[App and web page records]

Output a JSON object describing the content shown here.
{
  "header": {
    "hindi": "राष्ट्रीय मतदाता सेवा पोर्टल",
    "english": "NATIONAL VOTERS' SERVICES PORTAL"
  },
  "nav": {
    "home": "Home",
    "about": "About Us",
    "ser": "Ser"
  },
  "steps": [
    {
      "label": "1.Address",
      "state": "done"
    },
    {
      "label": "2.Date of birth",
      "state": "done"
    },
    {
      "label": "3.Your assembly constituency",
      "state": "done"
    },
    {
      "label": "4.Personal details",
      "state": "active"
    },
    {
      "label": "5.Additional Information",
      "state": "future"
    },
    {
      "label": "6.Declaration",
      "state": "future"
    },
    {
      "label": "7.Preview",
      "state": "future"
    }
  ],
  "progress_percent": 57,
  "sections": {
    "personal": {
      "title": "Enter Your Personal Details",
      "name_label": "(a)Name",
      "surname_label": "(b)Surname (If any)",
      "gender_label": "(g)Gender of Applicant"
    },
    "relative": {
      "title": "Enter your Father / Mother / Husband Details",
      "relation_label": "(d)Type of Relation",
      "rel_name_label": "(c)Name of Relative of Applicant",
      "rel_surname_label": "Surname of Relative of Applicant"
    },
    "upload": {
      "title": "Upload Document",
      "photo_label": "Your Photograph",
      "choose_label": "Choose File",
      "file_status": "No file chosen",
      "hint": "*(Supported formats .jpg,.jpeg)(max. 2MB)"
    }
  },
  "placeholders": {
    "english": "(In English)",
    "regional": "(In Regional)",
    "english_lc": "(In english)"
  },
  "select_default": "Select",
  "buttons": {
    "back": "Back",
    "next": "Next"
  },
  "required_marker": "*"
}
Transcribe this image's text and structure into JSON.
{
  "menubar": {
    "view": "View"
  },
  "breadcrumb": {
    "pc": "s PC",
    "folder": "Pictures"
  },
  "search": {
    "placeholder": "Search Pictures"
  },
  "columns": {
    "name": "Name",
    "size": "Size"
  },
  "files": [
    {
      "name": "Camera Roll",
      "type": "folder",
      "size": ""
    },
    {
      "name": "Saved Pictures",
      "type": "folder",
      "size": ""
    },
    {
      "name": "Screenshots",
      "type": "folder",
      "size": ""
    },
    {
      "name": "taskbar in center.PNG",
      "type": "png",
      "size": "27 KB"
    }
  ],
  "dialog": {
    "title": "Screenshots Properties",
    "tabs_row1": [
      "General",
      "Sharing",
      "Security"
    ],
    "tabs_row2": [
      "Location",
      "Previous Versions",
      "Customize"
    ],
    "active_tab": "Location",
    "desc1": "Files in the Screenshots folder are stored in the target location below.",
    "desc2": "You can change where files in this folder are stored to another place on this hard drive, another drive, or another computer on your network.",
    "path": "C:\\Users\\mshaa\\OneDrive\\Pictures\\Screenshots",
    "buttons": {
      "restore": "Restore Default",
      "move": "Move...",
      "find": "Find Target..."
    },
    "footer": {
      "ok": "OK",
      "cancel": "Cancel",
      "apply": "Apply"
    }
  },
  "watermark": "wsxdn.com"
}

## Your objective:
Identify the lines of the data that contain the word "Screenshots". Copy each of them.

## Task result:
      "name": "Screenshots",
    "title": "Screenshots Properties",
    "desc1": "Files in the Screenshots folder are stored in the target location below.",
    "path": "C:\\Users\\mshaa\\OneDrive\\Pictures\\Screenshots",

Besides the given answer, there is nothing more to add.